### Work instructions
Below are records; count the lines among them that include the string "this", and state only the number.
--- Given records Enclosed Below ---
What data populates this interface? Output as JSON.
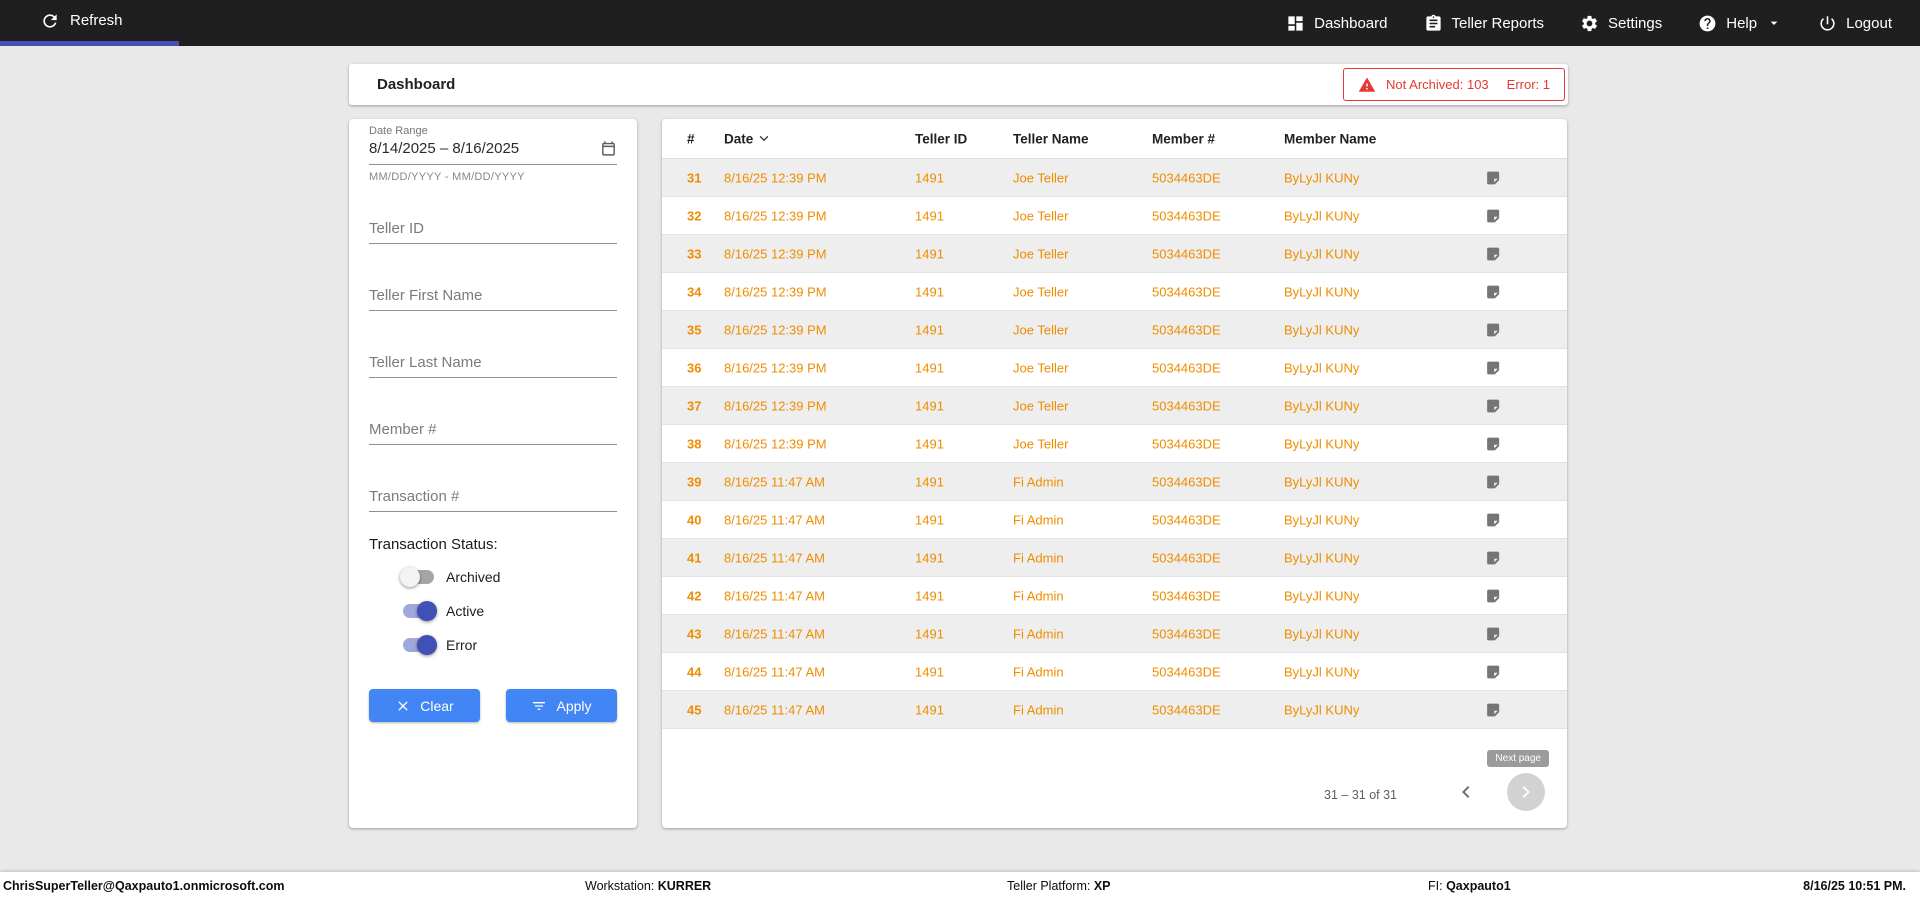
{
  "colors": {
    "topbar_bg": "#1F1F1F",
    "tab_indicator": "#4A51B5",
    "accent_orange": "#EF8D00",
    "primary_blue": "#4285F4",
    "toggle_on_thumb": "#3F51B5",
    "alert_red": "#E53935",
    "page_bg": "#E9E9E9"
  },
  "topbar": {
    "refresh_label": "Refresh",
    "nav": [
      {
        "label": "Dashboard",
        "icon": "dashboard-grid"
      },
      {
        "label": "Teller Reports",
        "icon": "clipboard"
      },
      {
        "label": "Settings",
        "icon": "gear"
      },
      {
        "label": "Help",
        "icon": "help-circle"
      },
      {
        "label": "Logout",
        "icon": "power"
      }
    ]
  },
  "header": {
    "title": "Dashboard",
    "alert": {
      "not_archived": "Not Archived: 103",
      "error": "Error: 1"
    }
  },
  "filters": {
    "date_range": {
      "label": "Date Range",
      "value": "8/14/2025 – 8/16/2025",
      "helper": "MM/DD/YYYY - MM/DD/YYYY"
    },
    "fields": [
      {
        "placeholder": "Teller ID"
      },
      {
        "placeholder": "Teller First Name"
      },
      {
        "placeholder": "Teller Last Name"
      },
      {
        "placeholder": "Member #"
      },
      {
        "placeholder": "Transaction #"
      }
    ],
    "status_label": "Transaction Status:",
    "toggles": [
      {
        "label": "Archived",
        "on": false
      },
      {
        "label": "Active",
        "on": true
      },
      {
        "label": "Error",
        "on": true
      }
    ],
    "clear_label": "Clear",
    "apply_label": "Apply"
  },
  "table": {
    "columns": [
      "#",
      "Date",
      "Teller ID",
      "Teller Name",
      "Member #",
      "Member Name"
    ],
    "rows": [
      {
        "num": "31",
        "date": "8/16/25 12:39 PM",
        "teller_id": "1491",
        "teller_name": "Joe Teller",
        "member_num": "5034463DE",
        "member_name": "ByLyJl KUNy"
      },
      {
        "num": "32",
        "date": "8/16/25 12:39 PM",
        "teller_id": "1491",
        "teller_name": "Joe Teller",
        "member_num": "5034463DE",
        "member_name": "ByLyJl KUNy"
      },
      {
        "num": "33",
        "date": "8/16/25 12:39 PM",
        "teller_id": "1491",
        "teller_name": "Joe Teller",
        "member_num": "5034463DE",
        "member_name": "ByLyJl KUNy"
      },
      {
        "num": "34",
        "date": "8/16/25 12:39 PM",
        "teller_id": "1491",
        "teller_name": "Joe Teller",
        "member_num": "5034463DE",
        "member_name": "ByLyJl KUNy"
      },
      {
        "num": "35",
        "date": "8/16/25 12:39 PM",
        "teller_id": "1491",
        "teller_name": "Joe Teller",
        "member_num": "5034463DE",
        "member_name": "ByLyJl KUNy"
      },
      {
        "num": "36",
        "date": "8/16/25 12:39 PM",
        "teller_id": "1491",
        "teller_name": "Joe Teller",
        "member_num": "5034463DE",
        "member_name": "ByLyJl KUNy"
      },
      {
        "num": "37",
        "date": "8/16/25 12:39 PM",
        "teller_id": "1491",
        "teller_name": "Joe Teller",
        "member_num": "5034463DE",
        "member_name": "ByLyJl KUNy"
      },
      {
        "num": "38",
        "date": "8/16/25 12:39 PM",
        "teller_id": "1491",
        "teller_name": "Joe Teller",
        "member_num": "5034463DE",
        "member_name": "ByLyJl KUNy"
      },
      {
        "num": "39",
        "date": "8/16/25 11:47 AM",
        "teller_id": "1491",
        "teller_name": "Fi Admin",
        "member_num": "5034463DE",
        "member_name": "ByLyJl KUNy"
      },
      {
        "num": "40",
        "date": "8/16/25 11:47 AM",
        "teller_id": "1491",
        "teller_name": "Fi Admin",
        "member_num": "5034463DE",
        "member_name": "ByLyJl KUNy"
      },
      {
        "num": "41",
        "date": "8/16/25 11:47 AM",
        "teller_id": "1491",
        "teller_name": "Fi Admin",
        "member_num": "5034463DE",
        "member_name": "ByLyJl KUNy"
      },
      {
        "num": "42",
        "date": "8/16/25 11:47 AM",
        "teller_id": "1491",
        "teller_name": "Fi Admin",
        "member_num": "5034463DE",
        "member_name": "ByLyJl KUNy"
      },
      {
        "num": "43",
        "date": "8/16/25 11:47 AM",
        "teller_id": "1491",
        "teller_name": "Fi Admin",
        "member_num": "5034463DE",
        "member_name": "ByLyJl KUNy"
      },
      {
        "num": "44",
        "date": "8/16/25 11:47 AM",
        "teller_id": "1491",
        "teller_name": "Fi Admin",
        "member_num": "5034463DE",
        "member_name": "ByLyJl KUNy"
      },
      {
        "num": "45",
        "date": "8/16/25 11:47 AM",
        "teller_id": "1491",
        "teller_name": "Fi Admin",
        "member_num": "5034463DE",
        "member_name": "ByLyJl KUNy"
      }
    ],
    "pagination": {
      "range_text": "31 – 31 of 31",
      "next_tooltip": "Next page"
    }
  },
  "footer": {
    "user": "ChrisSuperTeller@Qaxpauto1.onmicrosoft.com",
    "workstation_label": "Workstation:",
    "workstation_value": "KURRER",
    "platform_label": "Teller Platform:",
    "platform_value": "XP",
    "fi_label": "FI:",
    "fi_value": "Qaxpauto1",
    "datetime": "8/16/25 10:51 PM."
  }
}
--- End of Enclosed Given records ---
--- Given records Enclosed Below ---
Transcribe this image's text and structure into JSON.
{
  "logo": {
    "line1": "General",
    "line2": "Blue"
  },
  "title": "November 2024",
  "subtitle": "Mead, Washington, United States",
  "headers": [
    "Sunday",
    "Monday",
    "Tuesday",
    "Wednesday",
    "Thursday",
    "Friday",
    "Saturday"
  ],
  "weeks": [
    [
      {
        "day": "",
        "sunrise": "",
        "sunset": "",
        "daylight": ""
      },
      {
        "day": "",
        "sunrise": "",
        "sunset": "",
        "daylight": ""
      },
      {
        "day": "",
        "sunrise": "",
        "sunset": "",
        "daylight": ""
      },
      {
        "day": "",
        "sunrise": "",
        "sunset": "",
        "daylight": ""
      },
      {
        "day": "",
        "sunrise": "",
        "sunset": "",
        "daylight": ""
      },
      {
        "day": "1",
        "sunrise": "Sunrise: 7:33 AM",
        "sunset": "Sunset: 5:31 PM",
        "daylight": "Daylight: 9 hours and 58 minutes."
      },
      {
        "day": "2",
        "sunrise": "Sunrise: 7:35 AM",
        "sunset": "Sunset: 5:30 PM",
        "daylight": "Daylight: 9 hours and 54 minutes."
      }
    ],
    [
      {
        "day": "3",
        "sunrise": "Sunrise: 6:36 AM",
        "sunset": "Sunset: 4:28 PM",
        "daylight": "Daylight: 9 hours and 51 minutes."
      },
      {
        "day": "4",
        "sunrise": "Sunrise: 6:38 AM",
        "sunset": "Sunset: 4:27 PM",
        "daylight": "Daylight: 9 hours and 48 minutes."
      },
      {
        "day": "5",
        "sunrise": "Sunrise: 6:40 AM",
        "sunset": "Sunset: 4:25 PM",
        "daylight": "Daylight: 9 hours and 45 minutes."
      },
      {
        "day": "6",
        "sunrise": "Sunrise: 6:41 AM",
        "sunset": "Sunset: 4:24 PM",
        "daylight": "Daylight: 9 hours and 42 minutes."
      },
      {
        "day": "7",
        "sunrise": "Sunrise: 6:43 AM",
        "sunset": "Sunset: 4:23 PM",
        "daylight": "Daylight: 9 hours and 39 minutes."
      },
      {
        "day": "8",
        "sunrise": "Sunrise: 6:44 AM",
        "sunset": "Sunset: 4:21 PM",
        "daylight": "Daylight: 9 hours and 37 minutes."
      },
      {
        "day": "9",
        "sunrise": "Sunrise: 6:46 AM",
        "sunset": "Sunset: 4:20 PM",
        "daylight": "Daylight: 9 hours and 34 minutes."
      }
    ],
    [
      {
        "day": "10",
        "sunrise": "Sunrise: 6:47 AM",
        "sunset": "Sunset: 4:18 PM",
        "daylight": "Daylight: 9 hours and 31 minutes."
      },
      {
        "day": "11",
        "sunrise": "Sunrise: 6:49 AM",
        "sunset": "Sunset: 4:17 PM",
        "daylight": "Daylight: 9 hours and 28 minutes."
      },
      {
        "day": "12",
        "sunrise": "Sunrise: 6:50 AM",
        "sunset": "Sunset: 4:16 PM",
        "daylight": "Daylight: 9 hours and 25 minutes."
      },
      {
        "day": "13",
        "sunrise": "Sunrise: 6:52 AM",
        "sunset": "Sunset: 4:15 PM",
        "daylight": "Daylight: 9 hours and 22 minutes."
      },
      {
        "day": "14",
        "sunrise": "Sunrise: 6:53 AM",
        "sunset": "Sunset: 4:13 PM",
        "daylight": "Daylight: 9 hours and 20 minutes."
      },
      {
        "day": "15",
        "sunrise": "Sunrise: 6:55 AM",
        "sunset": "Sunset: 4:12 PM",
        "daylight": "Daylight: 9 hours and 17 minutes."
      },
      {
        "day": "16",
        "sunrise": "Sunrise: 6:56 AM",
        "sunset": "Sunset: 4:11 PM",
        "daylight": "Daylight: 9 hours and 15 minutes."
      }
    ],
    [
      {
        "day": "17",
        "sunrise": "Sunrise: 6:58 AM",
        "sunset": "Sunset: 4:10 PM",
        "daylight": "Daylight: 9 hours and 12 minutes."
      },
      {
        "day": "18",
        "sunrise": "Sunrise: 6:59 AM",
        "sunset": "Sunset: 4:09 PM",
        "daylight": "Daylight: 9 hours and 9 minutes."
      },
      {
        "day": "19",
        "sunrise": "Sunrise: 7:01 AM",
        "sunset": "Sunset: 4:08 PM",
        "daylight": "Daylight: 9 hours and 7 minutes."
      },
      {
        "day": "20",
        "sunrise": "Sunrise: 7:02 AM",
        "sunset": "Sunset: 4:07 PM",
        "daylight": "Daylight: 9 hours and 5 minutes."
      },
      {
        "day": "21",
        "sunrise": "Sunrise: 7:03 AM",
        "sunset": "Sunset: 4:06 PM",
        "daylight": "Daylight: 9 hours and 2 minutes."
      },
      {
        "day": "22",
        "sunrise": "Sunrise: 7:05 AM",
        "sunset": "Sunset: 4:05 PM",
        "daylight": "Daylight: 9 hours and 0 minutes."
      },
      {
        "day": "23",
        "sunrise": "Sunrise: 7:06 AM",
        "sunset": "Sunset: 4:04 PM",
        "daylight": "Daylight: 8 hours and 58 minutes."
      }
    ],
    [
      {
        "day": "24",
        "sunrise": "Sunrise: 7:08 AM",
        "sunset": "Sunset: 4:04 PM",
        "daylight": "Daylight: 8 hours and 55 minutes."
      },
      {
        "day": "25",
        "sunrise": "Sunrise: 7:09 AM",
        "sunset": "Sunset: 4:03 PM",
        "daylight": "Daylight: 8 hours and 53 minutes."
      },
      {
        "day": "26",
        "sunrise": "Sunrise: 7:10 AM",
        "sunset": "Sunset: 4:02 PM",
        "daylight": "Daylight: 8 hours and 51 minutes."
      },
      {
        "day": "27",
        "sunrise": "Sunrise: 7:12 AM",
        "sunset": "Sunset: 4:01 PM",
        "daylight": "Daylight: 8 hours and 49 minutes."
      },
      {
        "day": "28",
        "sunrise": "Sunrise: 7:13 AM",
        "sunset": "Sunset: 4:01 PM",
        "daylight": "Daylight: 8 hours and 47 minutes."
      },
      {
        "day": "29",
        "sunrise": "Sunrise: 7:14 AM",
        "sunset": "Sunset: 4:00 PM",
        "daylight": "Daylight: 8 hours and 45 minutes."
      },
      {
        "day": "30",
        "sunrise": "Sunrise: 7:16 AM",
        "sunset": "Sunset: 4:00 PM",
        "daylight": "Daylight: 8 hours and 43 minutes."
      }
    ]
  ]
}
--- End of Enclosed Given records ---
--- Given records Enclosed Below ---
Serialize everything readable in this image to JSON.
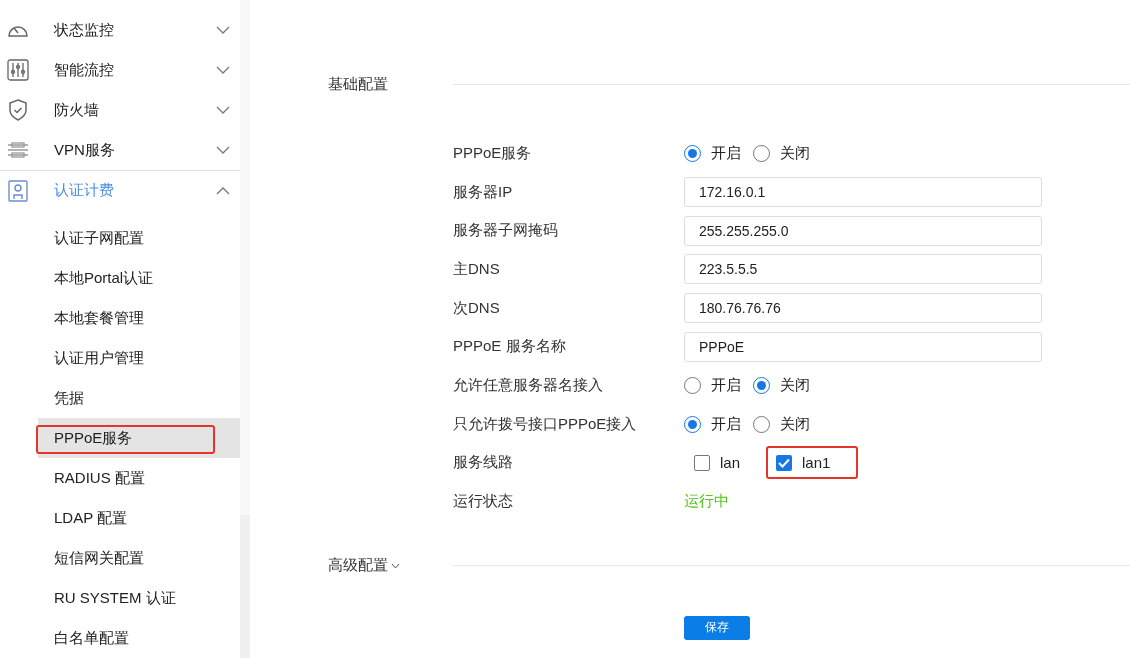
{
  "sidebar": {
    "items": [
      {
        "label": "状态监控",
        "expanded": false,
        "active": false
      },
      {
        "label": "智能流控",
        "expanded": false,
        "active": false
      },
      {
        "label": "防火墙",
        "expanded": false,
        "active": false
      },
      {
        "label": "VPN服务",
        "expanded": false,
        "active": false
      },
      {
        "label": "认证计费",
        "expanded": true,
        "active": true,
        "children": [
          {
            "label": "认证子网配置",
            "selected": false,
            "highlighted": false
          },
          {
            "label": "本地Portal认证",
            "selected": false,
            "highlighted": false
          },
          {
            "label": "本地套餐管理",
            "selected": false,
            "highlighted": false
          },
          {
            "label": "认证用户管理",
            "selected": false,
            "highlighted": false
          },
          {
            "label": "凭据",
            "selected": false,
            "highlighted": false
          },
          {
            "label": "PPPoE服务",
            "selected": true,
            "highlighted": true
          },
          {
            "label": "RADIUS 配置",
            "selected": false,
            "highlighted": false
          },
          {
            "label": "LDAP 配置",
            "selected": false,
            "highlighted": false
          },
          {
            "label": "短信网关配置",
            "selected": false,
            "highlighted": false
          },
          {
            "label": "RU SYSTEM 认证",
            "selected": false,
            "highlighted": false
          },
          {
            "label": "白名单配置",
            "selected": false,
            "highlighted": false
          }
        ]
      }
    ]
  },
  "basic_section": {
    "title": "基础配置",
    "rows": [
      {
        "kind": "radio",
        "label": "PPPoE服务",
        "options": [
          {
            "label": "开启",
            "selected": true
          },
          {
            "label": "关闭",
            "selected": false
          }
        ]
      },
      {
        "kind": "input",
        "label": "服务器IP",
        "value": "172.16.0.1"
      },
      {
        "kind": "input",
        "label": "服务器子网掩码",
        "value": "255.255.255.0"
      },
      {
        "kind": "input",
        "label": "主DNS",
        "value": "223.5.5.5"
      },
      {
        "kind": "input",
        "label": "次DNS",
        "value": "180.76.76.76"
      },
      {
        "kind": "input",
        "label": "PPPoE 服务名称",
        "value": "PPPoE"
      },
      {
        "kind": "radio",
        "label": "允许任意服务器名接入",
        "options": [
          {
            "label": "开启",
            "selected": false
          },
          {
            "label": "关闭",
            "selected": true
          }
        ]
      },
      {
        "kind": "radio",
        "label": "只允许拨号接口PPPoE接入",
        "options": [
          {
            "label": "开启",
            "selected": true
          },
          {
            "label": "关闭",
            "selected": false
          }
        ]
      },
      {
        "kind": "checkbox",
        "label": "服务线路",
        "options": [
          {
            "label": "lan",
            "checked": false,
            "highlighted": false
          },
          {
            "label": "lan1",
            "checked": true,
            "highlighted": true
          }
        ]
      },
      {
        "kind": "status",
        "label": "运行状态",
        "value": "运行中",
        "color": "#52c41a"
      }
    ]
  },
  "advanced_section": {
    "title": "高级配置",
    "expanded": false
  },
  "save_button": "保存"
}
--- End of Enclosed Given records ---
### Answer section
3